* EXERCISE REQUIREMENTS
Which lines in the listing below contain the word "false"? Copy each one.

* RECORDS FOR THE TASK
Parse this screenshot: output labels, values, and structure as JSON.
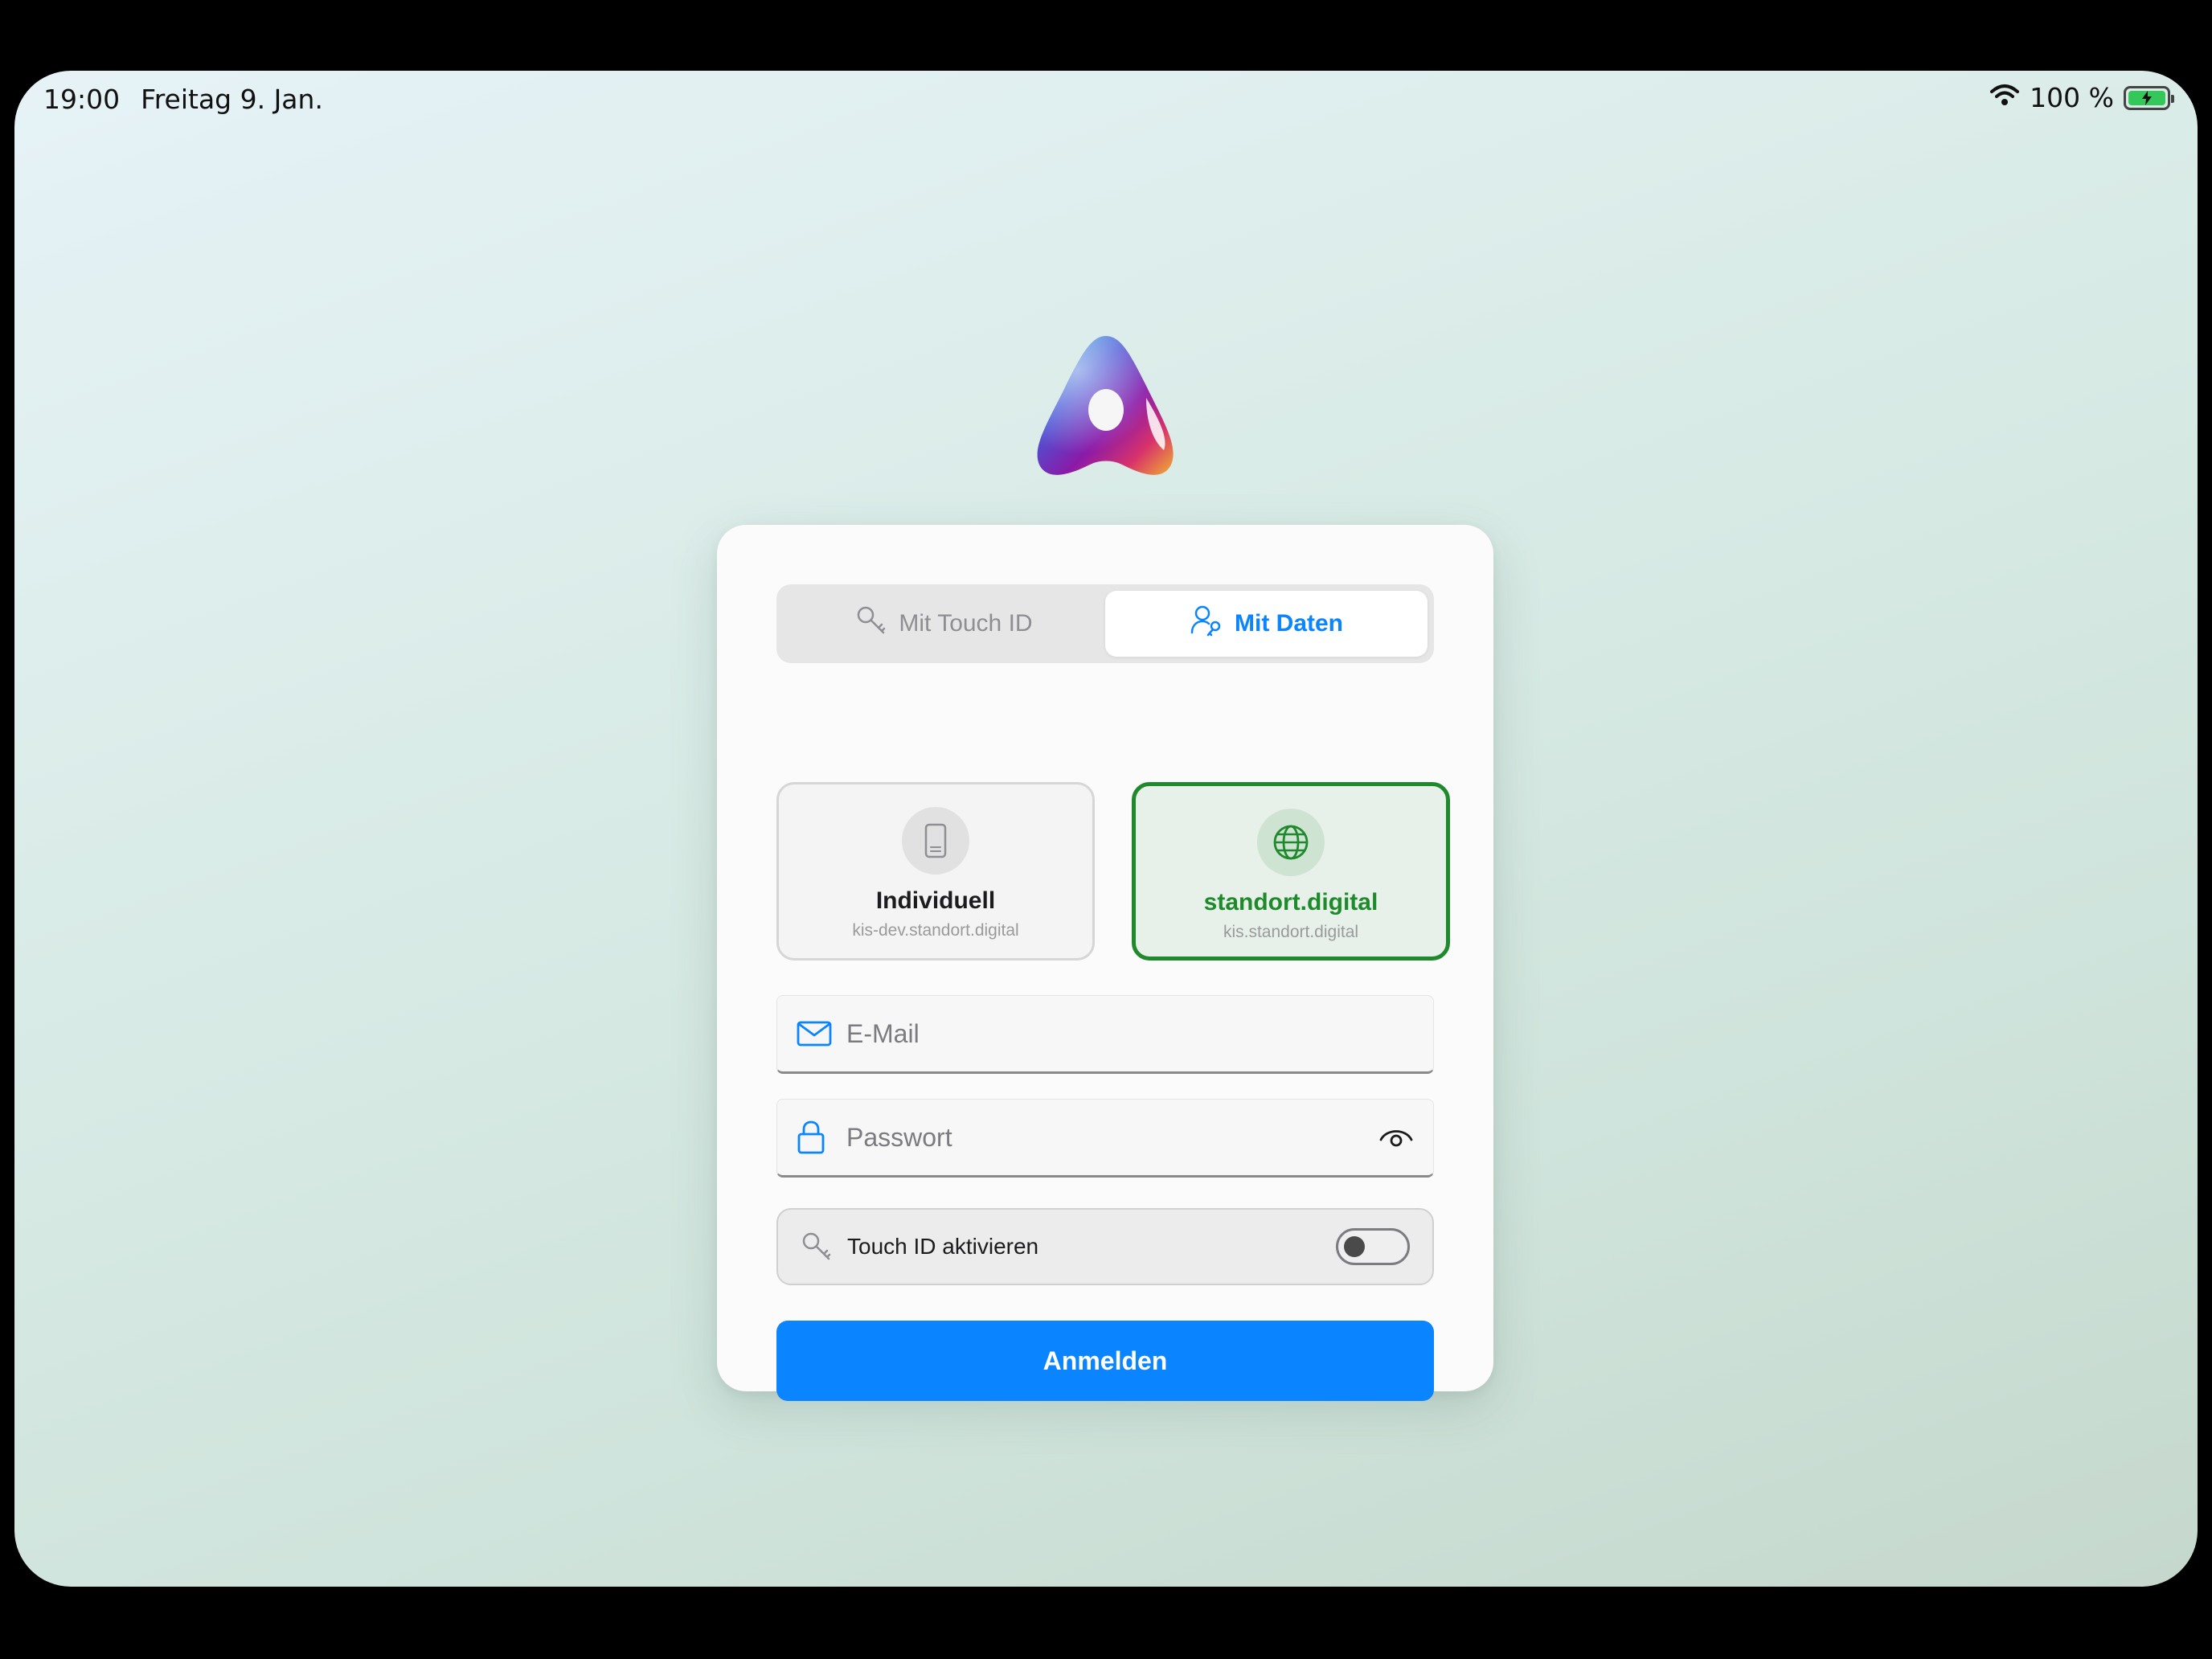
{
  "status_bar": {
    "time": "19:00",
    "date": "Freitag 9. Jan.",
    "battery": "100 %",
    "wifi_icon": "wifi-icon",
    "battery_icon": "battery-charging-icon"
  },
  "app": {
    "logo_icon": "triangle-logo-icon"
  },
  "login_mode": {
    "tabs": [
      {
        "label": "Mit Touch ID",
        "icon": "key-icon",
        "selected": false
      },
      {
        "label": "Mit Daten",
        "icon": "user-key-icon",
        "selected": true
      }
    ]
  },
  "environments": [
    {
      "title": "Individuell",
      "subtitle": "kis-dev.standort.digital",
      "icon": "phone-icon",
      "selected": false
    },
    {
      "title": "standort.digital",
      "subtitle": "kis.standort.digital",
      "icon": "globe-icon",
      "selected": true
    }
  ],
  "form": {
    "email": {
      "placeholder": "E-Mail",
      "value": "",
      "icon": "mail-icon"
    },
    "password": {
      "placeholder": "Passwort",
      "value": "",
      "icon": "lock-icon",
      "toggle_icon": "eye-icon"
    },
    "touch_id": {
      "label": "Touch ID aktivieren",
      "icon": "key-icon",
      "enabled": false
    },
    "submit_label": "Anmelden"
  },
  "colors": {
    "accent": "#0a84ff",
    "selected_env": "#1f8a2c",
    "battery": "#34c759"
  }
}
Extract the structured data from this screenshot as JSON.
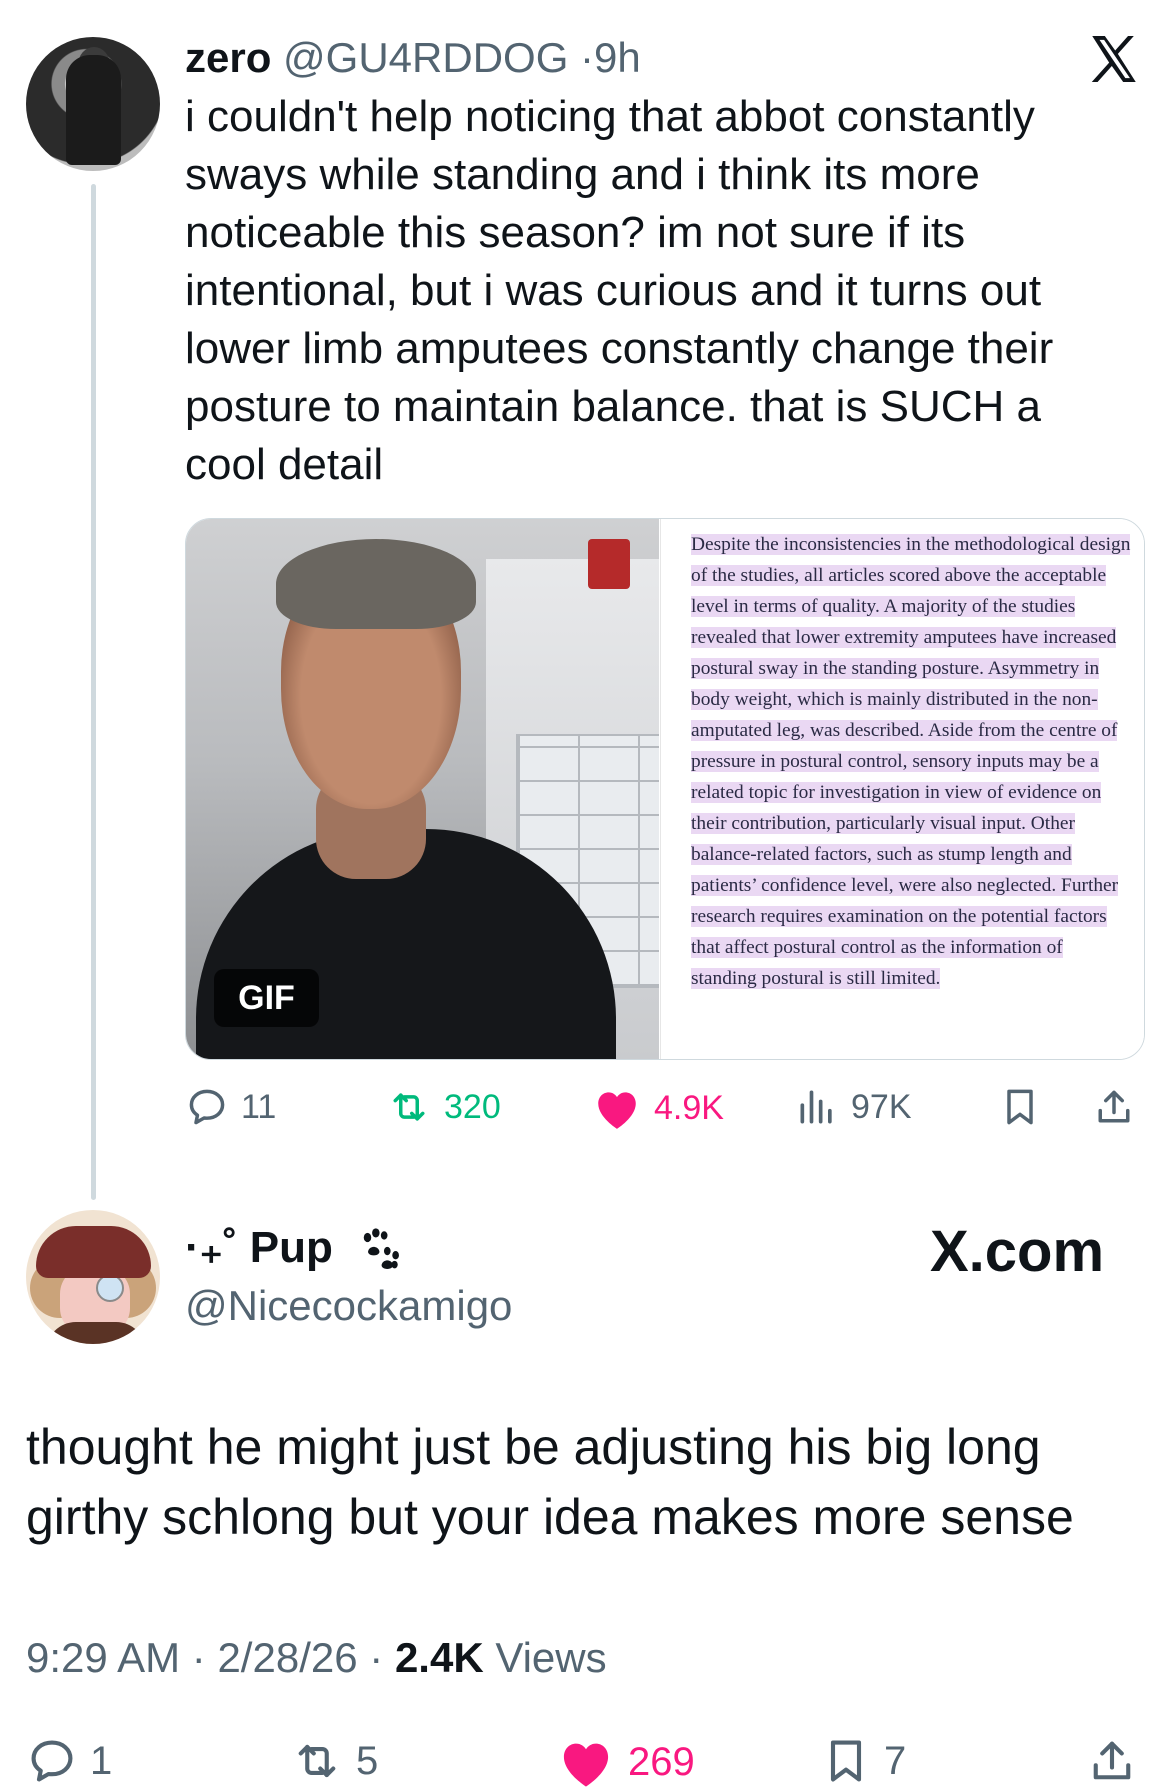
{
  "tweet": {
    "author_name": "zero",
    "author_handle": "@GU4RDDOG",
    "separator": "·",
    "time_ago": "9h",
    "text": "i couldn't help noticing that abbot constantly sways while standing and i think its more noticeable this season? im not sure if its intentional, but i was curious and it turns out lower limb amputees constantly change their posture to maintain balance. that is SUCH a cool detail",
    "media": {
      "gif_badge": "GIF",
      "excerpt": "Despite the inconsistencies in the methodological design of the studies, all articles scored above the acceptable level in terms of quality. A majority of the studies revealed that lower extremity amputees have increased postural sway in the standing posture. Asymmetry in body weight, which is mainly distributed in the non-amputated leg, was described. Aside from the centre of pressure in postural control, sensory inputs may be a related topic for investigation in view of evidence on their contribution, particularly visual input. Other balance-related factors, such as stump length and patients’ confidence level, were also neglected. Further research requires examination on the potential factors that affect postural control as the information of standing postural is still limited.",
      "highlight_color": "#ead8f3"
    },
    "actions": {
      "replies": "11",
      "reposts": "320",
      "likes": "4.9K",
      "views": "97K"
    }
  },
  "reply": {
    "name_prefix": "·₊˚",
    "author_name": "Pup",
    "author_handle": "@Nicecockamigo",
    "watermark": "X.com",
    "text": "thought he might just be adjusting his big long girthy schlong but your idea makes more sense",
    "meta": {
      "time": "9:29 AM",
      "separator": "·",
      "date": "2/28/26",
      "views_count": "2.4K",
      "views_label": "Views"
    },
    "actions": {
      "replies": "1",
      "reposts": "5",
      "likes": "269",
      "bookmarks": "7"
    }
  },
  "colors": {
    "text": "#0f1419",
    "secondary": "#536471",
    "repost": "#00ba7c",
    "like": "#f91880"
  },
  "icons": [
    "x-logo-icon",
    "reply-icon",
    "repost-icon",
    "like-icon",
    "views-icon",
    "bookmark-icon",
    "share-icon",
    "paw-icon"
  ]
}
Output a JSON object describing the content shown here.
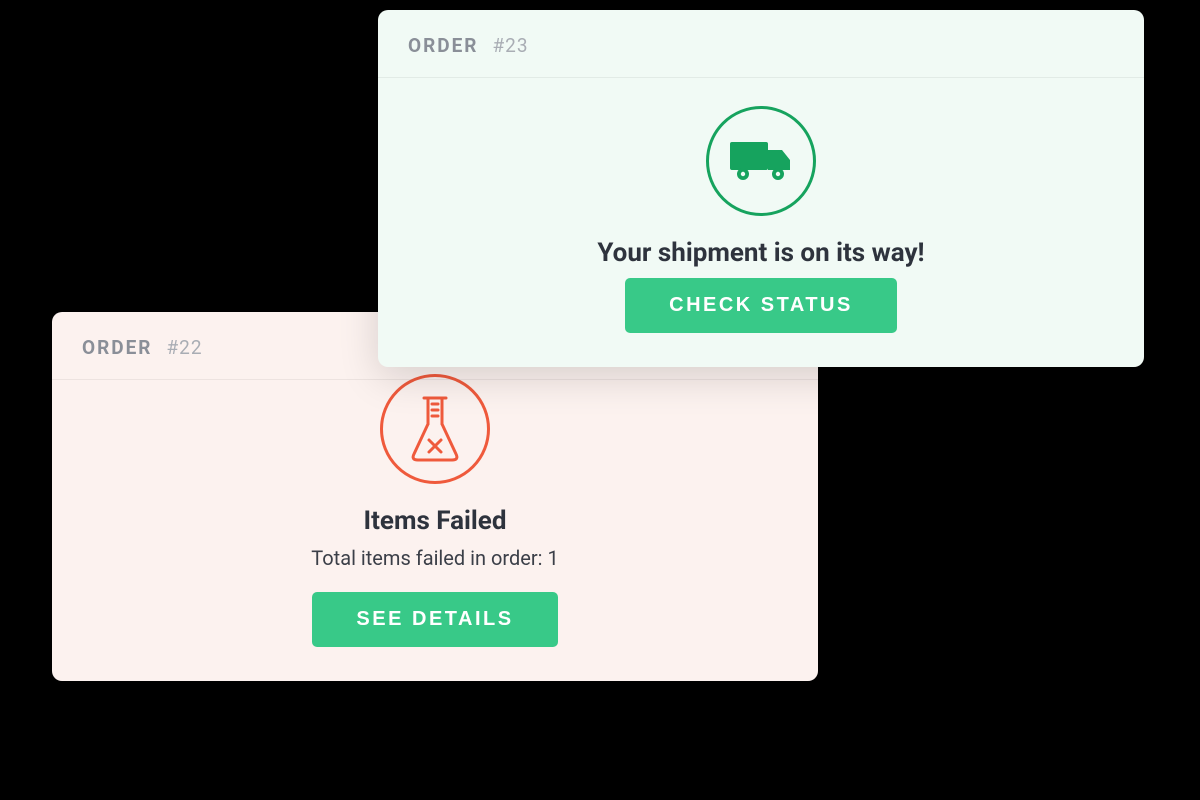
{
  "cards": {
    "shipment": {
      "header_label": "ORDER",
      "order_number": "#23",
      "title": "Your shipment is on its way!",
      "button": "CHECK STATUS",
      "accent": "#16a35e"
    },
    "failed": {
      "header_label": "ORDER",
      "order_number": "#22",
      "title": "Items Failed",
      "subtitle": "Total items failed in order: 1",
      "button": "SEE DETAILS",
      "accent": "#ef5a3c"
    }
  },
  "button_bg": "#38c988"
}
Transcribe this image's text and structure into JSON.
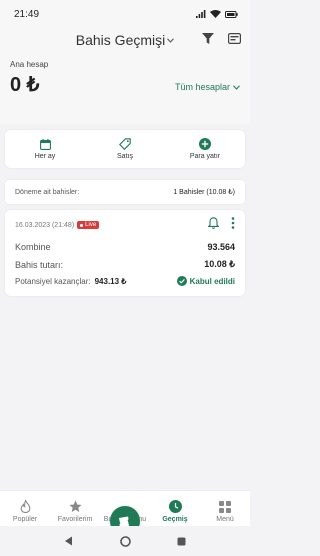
{
  "status_bar": {
    "time": "21:49",
    "battery": "battery-icon",
    "wifi": "wifi-icon",
    "signal": "signal-icon"
  },
  "header": {
    "title": "Bahis Geçmişi"
  },
  "account": {
    "label": "Ana hesap",
    "balance": "0 ₺",
    "selector": "Tüm hesaplar"
  },
  "actions": [
    {
      "label": "Her ay",
      "icon": "calendar-icon"
    },
    {
      "label": "Satış",
      "icon": "tag-icon"
    },
    {
      "label": "Para yatır",
      "icon": "plus-circle-icon"
    }
  ],
  "summary": {
    "label": "Döneme ait bahisler:",
    "value": "1 Bahisler (10.08 ₺)"
  },
  "bet": {
    "date": "16.03.2023 (21:48)",
    "live": "Live",
    "type_label": "Kombine",
    "type_value": "93.564",
    "stake_label": "Bahis tutarı:",
    "stake_value": "10.08 ₺",
    "potential_label": "Potansiyel kazançlar:",
    "potential_value": "943.13 ₺",
    "status": "Kabul edildi"
  },
  "nav": [
    {
      "label": "Popüler",
      "icon": "fire-icon"
    },
    {
      "label": "Favorilerim",
      "icon": "star-icon"
    },
    {
      "label": "Bahis kuponu",
      "icon": "ticket-icon"
    },
    {
      "label": "Geçmiş",
      "icon": "clock-icon"
    },
    {
      "label": "Menü",
      "icon": "grid-icon"
    }
  ],
  "colors": {
    "accent": "#1f7a55",
    "live": "#d63c3c",
    "background": "#f3f3f5"
  }
}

* COMPLETED TASK
        "selected": false
      "selected": false
      "enabled": false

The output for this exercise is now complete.